Your answer should consist of the lines in the following data that contain "icon".

(Dataset records)
────────────────────

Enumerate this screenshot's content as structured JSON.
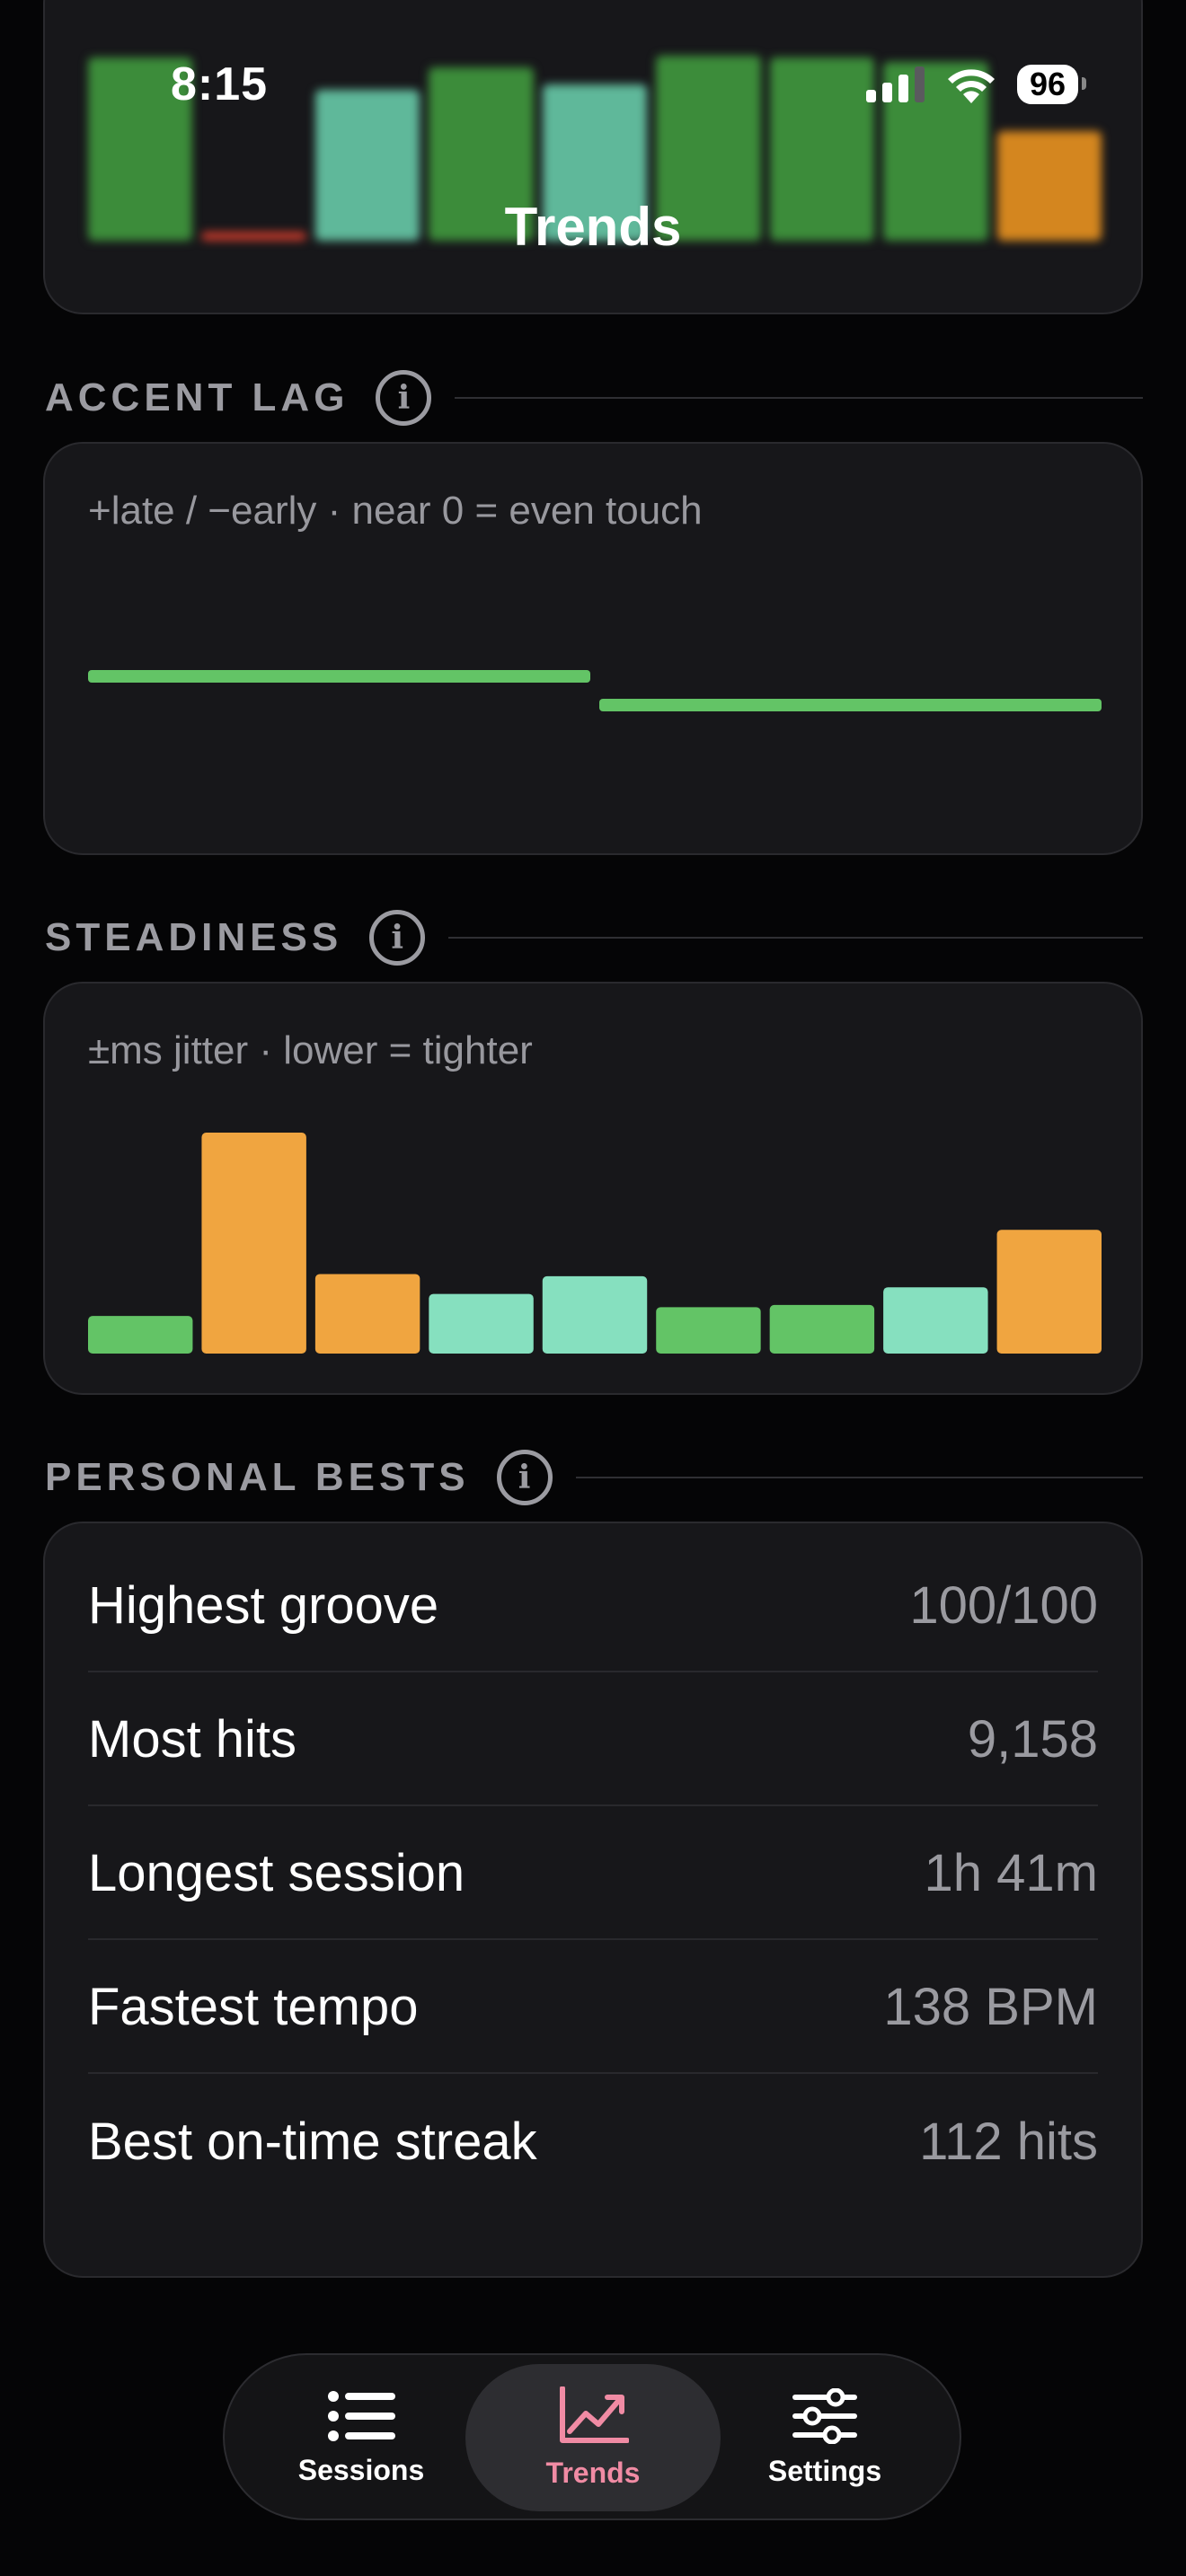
{
  "status_bar": {
    "time": "8:15",
    "battery": "96"
  },
  "header": {
    "title": "Trends"
  },
  "top_chart": {
    "bars": [
      {
        "value": 0.97,
        "color": "#3c8c3a"
      },
      {
        "value": 0.05,
        "color": "#c0392b"
      },
      {
        "value": 0.8,
        "color": "#5fb89a"
      },
      {
        "value": 0.92,
        "color": "#3c8c3a"
      },
      {
        "value": 0.83,
        "color": "#5fb89a"
      },
      {
        "value": 0.98,
        "color": "#3c8c3a"
      },
      {
        "value": 0.97,
        "color": "#3c8c3a"
      },
      {
        "value": 0.95,
        "color": "#3c8c3a"
      },
      {
        "value": 0.58,
        "color": "#d4861f"
      }
    ]
  },
  "accent_lag": {
    "title": "ACCENT LAG",
    "subtitle": "+late / −early · near 0 = even touch",
    "chart_data": {
      "type": "bar",
      "segments": [
        {
          "value": 0.4,
          "color": "#63c466"
        },
        {
          "value": -0.4,
          "color": "#63c466"
        }
      ],
      "zero_line": false
    }
  },
  "steadiness": {
    "title": "STEADINESS",
    "subtitle": "±ms jitter · lower = tighter",
    "chart_data": {
      "type": "bar",
      "values": [
        {
          "value": 17,
          "color": "#63c466"
        },
        {
          "value": 100,
          "color": "#f0a540"
        },
        {
          "value": 36,
          "color": "#f0a540"
        },
        {
          "value": 27,
          "color": "#86e0bf"
        },
        {
          "value": 35,
          "color": "#86e0bf"
        },
        {
          "value": 21,
          "color": "#63c466"
        },
        {
          "value": 22,
          "color": "#63c466"
        },
        {
          "value": 30,
          "color": "#86e0bf"
        },
        {
          "value": 56,
          "color": "#f0a540"
        }
      ]
    }
  },
  "personal_bests": {
    "title": "PERSONAL BESTS",
    "rows": [
      {
        "label": "Highest groove",
        "value": "100/100"
      },
      {
        "label": "Most hits",
        "value": "9,158"
      },
      {
        "label": "Longest session",
        "value": "1h 41m"
      },
      {
        "label": "Fastest tempo",
        "value": "138 BPM"
      },
      {
        "label": "Best on-time streak",
        "value": "112 hits"
      }
    ]
  },
  "tabs": [
    {
      "label": "Sessions",
      "icon": "list-icon",
      "active": false
    },
    {
      "label": "Trends",
      "icon": "chart-icon",
      "active": true
    },
    {
      "label": "Settings",
      "icon": "sliders-icon",
      "active": false
    }
  ]
}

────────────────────

» Output for this exercise:
      "icon": "list-icon",
      "icon": "chart-icon",
      "icon": "sliders-icon",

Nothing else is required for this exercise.